Now's a good time to look at the demo which incorporates some features tailored to a pair of tables containing statistics for NFL teams.

You'll notice that the tables have some styling applied to give them a more appealing look. Also, when you sort a table on a specific column, that column is highlighted and a ranking appears in the first column. We'll cover these features in a bit.

A more subtle feature is the sort order of each column. As before, you can reverse the order by clicking the same column header twice in succession, but some columns are initially sorted in ascending order while others start in descending order.

This reflects the particular statistic. The first table has offensive statistics, so the team that, say, scores the most points should appear at the top of the list when sorted. That means the initial sort order for that column should be descending. But on defense, the team that allows the least points should go to the top. So on that table, the column initially sorts in ascending order.

This is accomplished by adding a parameter to the sortTable() function.

function sortTable(id, col, rev) {

  // Get the table or table section to sort.
  var tblEl = document.getElementById(id);

  // The first time this function is called for a given table, set up
  // an array of reverse sort flags.
  if (tblEl.reverseSort == null) {
    tblEl.reverseSort = new Array();
    // Also, assume the team name column is initially sorted.
    tblEl.lastColumn = 1;

  // If this column has not been sorted before, set the initial sort
  // direction.
  if (tblEl.reverseSort[col] == null)
    tblEl.reverseSort[col] = rev;

  // If this column was the last one sorted, reverse its sort direction.
  if (col == tblEl.lastColumn)
    tblEl.reverseSort[col] = !tblEl.reverseSort[col];

  // Remember this column as the last one sorted.
  tblEl.lastColumn = col;
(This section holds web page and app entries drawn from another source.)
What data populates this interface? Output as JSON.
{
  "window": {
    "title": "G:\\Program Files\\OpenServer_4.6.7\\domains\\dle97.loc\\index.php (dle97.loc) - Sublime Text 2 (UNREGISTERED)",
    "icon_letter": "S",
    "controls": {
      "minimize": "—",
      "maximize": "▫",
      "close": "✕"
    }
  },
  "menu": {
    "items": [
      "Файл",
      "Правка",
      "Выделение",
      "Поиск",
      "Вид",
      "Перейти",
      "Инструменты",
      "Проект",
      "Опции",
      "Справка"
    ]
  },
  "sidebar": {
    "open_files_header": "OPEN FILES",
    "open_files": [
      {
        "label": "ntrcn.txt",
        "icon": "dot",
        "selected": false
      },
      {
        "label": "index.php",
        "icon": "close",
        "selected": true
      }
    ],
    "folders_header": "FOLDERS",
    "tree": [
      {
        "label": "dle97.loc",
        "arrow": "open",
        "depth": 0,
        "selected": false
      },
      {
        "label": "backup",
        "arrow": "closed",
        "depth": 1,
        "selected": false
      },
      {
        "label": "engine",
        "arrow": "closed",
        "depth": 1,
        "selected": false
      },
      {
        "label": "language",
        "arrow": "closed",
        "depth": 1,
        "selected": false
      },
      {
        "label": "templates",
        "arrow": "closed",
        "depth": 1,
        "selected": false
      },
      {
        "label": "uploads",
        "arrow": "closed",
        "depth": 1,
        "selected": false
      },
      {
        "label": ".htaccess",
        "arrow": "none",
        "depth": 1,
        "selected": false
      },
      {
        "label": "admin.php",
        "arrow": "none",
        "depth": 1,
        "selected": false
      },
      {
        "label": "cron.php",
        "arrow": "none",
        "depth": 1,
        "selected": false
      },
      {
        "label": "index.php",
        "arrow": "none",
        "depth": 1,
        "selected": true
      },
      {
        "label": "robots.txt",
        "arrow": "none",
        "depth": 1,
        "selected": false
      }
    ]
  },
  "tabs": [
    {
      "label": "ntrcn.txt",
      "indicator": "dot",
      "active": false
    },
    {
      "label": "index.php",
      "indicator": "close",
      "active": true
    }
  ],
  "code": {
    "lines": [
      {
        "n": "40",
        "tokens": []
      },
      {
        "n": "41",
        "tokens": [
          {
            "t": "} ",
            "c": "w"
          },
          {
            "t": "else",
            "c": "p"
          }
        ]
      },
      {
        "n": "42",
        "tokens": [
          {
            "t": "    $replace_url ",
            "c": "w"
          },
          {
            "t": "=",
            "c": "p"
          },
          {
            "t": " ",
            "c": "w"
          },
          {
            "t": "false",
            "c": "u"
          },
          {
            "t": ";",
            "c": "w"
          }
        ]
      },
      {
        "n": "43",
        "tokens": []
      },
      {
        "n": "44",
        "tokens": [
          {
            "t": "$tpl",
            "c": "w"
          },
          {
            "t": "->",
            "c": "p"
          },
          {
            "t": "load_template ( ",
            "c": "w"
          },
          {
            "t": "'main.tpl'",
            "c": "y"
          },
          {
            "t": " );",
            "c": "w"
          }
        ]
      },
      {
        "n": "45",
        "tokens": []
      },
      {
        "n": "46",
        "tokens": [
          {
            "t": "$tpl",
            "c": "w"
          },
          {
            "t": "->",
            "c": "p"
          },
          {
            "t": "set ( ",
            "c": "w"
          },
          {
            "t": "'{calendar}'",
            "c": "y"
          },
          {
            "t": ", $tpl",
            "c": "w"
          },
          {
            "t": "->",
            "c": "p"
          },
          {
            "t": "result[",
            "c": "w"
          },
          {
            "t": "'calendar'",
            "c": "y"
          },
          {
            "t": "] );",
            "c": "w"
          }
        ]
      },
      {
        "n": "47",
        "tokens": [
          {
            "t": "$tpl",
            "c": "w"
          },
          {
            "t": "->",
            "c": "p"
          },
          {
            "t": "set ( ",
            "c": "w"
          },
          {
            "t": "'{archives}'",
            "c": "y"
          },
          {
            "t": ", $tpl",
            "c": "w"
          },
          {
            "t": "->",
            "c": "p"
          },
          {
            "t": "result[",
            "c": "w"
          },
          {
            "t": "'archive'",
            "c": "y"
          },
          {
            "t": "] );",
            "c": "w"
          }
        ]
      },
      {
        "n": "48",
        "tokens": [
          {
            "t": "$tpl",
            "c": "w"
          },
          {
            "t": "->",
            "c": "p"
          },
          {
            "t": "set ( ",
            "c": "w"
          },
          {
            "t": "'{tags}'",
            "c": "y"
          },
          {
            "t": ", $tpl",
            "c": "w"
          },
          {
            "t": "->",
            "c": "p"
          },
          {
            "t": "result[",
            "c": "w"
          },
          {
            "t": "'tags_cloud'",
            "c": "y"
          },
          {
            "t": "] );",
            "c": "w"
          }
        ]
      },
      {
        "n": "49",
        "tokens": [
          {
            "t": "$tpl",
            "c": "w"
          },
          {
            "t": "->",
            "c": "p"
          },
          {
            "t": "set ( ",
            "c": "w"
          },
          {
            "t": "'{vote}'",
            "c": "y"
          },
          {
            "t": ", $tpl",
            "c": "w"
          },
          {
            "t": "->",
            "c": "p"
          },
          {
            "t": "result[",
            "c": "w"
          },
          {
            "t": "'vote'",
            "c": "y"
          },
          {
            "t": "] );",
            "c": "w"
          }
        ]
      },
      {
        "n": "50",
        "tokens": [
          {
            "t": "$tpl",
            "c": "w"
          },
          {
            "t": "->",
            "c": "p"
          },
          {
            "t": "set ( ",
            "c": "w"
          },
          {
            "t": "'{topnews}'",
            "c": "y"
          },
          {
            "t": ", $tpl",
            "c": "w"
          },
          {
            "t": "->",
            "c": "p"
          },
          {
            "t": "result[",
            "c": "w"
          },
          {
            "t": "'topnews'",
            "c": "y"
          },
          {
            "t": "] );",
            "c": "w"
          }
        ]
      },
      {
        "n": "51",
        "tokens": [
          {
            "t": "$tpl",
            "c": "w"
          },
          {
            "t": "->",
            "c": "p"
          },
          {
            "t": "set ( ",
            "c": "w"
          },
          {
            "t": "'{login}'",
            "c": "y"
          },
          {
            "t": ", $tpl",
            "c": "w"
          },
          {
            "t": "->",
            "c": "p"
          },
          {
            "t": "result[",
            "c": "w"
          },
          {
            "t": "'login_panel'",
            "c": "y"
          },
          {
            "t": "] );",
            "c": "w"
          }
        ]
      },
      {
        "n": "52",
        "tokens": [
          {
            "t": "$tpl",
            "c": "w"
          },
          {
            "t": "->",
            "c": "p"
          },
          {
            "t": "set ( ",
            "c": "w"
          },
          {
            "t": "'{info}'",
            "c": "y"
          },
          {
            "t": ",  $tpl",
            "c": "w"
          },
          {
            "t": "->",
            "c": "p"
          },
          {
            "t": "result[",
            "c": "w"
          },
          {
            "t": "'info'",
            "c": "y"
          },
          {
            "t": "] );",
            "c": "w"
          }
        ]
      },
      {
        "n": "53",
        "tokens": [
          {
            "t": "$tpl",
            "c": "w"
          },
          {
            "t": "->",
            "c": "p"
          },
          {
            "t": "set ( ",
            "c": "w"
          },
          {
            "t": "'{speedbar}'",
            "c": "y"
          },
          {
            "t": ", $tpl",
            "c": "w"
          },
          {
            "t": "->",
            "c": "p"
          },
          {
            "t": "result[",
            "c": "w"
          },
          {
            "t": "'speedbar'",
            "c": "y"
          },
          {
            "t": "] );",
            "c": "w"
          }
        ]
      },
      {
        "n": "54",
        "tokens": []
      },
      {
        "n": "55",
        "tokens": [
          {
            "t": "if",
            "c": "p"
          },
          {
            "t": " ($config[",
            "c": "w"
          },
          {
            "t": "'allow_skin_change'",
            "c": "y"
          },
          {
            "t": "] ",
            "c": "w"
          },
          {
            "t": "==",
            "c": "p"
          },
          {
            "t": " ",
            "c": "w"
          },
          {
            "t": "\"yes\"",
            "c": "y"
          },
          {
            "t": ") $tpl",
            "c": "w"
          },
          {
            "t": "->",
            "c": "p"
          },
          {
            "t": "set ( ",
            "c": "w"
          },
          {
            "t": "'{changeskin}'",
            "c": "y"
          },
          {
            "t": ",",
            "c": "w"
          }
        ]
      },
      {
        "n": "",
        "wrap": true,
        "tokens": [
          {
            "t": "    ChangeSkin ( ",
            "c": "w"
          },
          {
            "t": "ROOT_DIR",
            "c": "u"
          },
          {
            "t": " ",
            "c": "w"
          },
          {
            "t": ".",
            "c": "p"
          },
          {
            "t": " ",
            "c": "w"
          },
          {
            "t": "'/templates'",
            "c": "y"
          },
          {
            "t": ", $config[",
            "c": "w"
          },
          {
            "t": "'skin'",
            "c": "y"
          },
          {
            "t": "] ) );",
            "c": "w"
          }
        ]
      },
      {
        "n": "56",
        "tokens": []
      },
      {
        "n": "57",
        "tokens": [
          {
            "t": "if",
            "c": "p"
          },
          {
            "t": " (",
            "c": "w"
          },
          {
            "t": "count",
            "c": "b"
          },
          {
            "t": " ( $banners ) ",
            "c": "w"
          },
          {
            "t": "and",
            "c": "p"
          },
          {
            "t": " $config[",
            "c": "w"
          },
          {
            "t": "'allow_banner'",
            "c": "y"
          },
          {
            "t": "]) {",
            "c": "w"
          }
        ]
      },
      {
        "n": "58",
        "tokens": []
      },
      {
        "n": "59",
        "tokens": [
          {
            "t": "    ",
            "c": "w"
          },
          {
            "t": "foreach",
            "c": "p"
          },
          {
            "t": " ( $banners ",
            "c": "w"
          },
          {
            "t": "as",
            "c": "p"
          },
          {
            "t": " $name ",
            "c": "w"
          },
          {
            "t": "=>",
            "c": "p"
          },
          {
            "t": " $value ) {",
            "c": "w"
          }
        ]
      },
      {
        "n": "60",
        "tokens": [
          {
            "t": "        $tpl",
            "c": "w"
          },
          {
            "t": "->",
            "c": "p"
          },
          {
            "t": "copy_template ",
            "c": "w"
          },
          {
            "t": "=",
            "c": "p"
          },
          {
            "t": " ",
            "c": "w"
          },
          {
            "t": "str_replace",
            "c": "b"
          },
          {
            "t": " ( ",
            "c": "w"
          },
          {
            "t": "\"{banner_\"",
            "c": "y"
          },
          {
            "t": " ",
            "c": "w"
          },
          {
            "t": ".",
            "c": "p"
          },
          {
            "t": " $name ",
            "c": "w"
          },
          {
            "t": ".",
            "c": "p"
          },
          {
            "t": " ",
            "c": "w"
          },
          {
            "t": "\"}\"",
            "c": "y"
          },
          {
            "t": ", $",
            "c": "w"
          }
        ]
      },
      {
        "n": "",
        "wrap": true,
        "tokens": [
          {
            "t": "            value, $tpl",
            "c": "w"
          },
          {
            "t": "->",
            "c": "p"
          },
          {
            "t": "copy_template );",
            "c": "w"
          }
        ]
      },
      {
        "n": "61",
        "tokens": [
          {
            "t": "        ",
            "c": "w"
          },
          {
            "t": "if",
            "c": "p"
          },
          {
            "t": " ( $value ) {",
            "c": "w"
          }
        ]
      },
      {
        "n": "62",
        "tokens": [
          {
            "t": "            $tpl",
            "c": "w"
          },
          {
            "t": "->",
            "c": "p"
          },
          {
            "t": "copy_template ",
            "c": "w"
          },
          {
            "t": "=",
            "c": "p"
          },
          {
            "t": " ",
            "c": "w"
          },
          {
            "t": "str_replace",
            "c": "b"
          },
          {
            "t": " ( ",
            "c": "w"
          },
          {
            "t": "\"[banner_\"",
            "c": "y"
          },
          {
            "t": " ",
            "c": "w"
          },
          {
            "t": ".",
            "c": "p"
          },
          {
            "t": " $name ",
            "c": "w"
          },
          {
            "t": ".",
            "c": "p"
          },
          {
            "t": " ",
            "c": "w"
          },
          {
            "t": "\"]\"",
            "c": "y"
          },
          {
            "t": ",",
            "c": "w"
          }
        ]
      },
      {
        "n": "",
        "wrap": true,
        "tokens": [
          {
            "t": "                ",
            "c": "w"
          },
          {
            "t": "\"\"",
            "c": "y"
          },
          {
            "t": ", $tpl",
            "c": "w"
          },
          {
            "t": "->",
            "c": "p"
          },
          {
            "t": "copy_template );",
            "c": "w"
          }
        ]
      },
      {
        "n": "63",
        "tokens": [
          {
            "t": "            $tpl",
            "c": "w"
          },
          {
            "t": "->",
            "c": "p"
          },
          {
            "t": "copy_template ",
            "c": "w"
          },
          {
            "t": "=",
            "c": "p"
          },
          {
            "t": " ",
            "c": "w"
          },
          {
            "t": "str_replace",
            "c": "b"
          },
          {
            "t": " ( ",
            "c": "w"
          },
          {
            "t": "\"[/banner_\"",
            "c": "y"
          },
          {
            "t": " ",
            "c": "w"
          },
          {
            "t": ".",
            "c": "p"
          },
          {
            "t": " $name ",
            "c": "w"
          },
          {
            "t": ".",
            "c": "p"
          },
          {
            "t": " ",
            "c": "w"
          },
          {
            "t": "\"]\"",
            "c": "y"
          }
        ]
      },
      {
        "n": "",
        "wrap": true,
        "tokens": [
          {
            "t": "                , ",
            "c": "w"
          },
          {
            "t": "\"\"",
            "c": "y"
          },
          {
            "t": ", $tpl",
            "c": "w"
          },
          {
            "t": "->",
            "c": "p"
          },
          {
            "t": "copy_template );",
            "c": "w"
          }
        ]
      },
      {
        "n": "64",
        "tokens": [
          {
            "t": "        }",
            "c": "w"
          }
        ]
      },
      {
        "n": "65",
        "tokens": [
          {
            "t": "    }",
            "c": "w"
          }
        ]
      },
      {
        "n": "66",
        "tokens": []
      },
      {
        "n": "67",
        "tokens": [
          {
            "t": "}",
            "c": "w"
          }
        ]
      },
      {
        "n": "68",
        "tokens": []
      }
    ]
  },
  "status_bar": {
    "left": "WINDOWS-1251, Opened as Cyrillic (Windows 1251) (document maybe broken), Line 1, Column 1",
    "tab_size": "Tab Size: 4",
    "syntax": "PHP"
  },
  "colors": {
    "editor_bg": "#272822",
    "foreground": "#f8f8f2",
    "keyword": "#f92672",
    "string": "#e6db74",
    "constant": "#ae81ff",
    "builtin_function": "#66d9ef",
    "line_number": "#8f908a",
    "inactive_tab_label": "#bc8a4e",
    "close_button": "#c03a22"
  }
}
As before, id is the id of the table section to be sorted and col is the index of the column to sort on. The rev argument is a boolean value. If true, the column will initially be sorted in reverse order.

These values are set in the onclick event for each link in the column headers. For example, the link on the "Yards" column in the offensive statistics table looks like this:

  onclick="this.blur(); return sortTable('offTblBdy',  3, true);"

While the same column in the defensive statistics table looks like this:

onclick="this.blur(); return sortTable('defTblBdy',  3, false);"

The addition of this.blur() removes the dotted outline that many browsers display around a link when it is clicked.

The "Team" Column

In the function code shown above, note that the very first time sortTable() is called for either table, we set its lastColumn property to the index of the team names column. That's because in both tables, the teams are initially sorted by name. Doing this means that if you click on the "Team" link first (before any other column in that table), it will reverse its sort order.

The team name column is treated specially in a couple of other ways too. For one, it is used as the secondary sort column whenever two rows have equal values in the primary sort column.

      cmp = compareValues(minVal, testVal);
      // Negate the comparison result if the reverse sort flag is set.
      if (tblEl.reverseSort[col])
        cmp = -cmp;
      // Sort by the second column (team name) if those values are equal.
      if (cmp == 0 && col != 1)
        cmp = compareValues(getTextValue(tblEl.rows[minIdx].cells[1]),

In this case, the names are always sorted in ascending order.

The other case of special handling for the "Team" column deal with the way the table's appearance is altered after a sort, which we'll look at next.